Heading into the final weekend of the 2018 Commonwealth Games in Gold Coast, Australia, Team Canada athletes added 14 more medals to the count on Day 9.
Here are all the details, including how two more champions were crowned and another Games record crumbled.
Alysha Newman led a four-medal day for the track and field squad with her gold medal in the women’s pole vault. Newman cleared 4.75m to break both the Canadian and Commonwealth Games records.
Newman made a gutsy call to go for 4.75m after missing her first two attempts at 4.70m, leaving her with just one shot at the higher height.
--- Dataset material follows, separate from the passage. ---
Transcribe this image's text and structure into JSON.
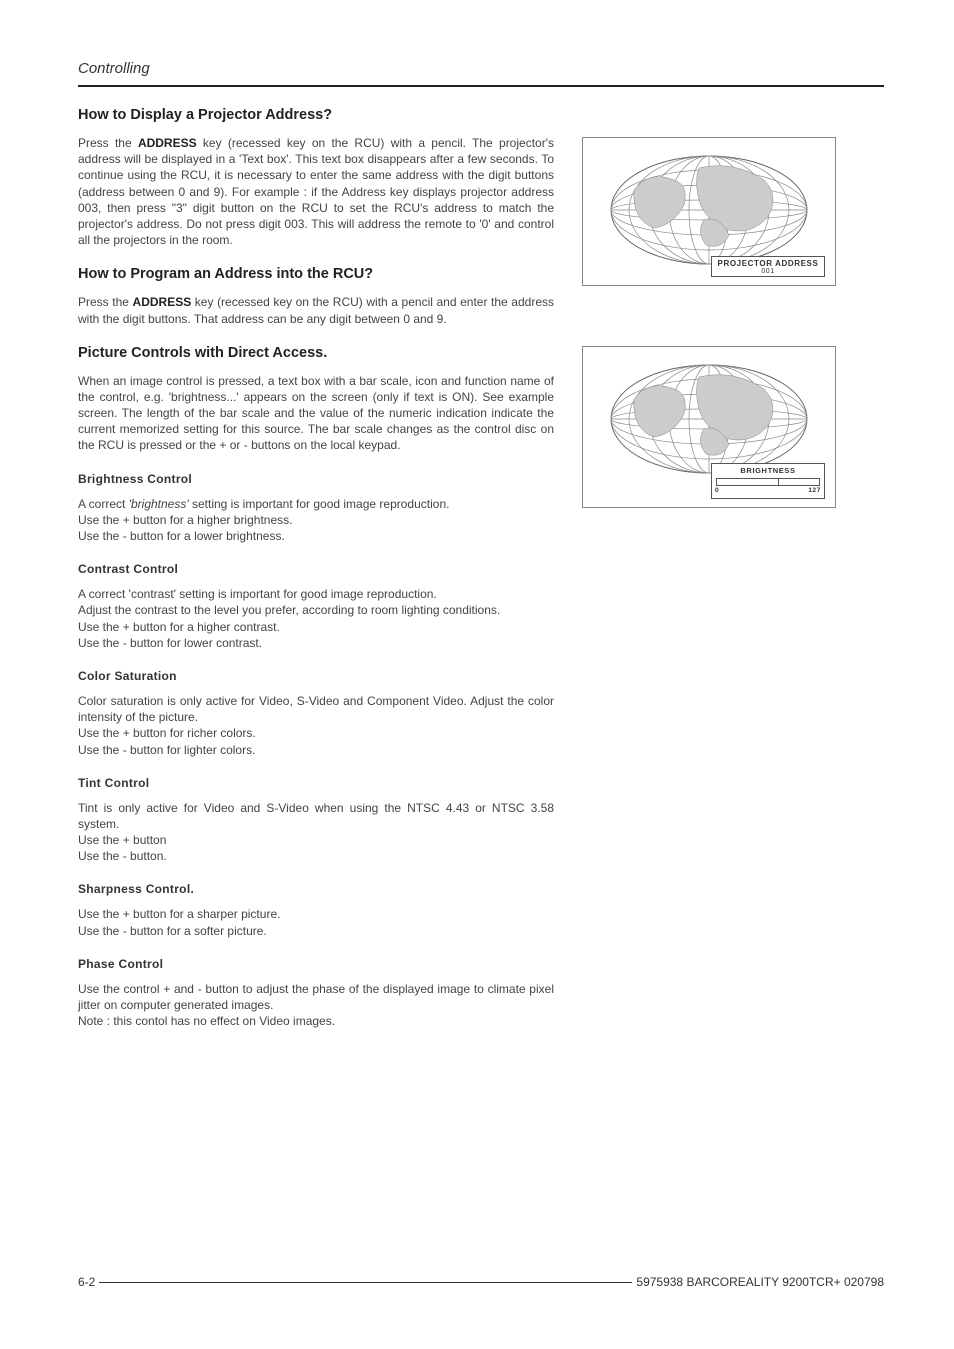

Eliza McCartney of New Zealand grabbed with the silver with a best effort of 4.70m while Australian Nina Kennedy was third, clearing a top height of 4.60m.
Mohammed Ahmed earned his second silver of the Games, this time in the men’s 10,000m, as he finished in 27 minutes 20.56 seconds. Ahmed had been leading at the 8000m and 9000m marks before Joshua Kiprui Cheptegei of Uganda, who had also defeated Ahmed in the 5000m, came through for the gold in a Games record time of 27:19.62. Eight seconds back of Ahmed was Kenya’s Rodger Kwemoi who took the bronze.
Silver was also won by 19-year-old Nina Schultz in the women’s heptathlon. She earned a personal best 6133 points to finish 122 points behind England’s Katarina Johnson-Thompson, who earlier this year won gold in the pentathlon at the IAAF World Indoor Championships. Schultz showed consistency throughout the meet, finishing no lower than fifth in any of the seven events. Another Englishwoman, Niamh Emerson, earned 6043 points for the bronze medal.
Brittany Crew added a bronze in women’s shot put, delivering a clutch throw of 18.32m on her sixth and final attempt to get on the podium. It was her first throw to break the 18-metre mark during the meet. Danniel Thomas-Dodd threw a national record 19.36m to win gold for Jamaica while a first toss of 18.70m stood up for New Zealand’s Valerie Adams to take the silver.
Philippe Gagne won his second silver medal in as many days, this time teaming with Francois Imbeau-Dulac in the synchronized 3m springboard event. They scored 415.23 points to place just behind reigning Olympic champions Jack Laugher and Chris Mears of England, who totalled 436.17 points. Australian duo Domonic Bedggood and Matthew Carter claimed the bronze with 408.12 points.
Thomas Blumenfeld won his men’s 64kg semifinal in a unanimous decision over Ghana’s Jessie Lartey, assuring him a shot at the gold medal on Saturday.
But four of his teammates had their Games come to an end in the semifinals, meaning they will all go home with bronze medals. That group includes Eric Basran in the men’s 56kg event and Harley-David O’Reilly in the men’s 81kg category, as well as Sabrina Aubin-Boucher in the women’s 57kg event and Tammara Thibeault in the women’s 75kg weight class.
Medals were won in three of the four wrestling events held on Day 9. Danielle Lappage advanced to the final where she was narrowly defeated by Blessing Oborududu of Nigeria for the gold medal. Her teammates Emily Schaefer and Jordan Steen won bronze medal bouts in the women’s 57kg and men’s 97kg events to ensure they’ll go home with some hardware.
Sophie Crane won the gold medal in the individual apparatus final for the clubs. Just 15 years old, she earned 13.950 points to defeat Sie Yan Koi of Malaysia by a tenth of a point. Crane had by far the most technically difficult routine in the final, which allowed her to overcome some flaws in her execution. Diamanto Evripidou of Cyprus won the bronze with 13.550 points.
“I didn’t expect to get this,” said Crane. “This is my first competition as a senior so this is just incredible. It was a shock to be able to get here, let alone qualify for the individual finals and the apparatus finals, and then to get a medal is just amazing.”
Ryan Bester just missed the top of the podium in the men’s singles event. He settled for silver after dropping the gold medal game to Australian Aaron Wilson by a score of 21-14.
The Canadian women got off to the start they wanted, winning their first two pool matches. They got the day going with a 29-0 defeat of South Africa, followed by a 24-12 victory over Kenya. Pool play continues on Saturday with the medal matches on Sunday.
Medal Table after Day 9
Australia: 65 gold, 49 silver, 54 bronze = 168 total
England: 31 gold, 34 silver, 34 bronze = 99 total
Canada: 14 gold, 34 silver, 26 bronze = 74 total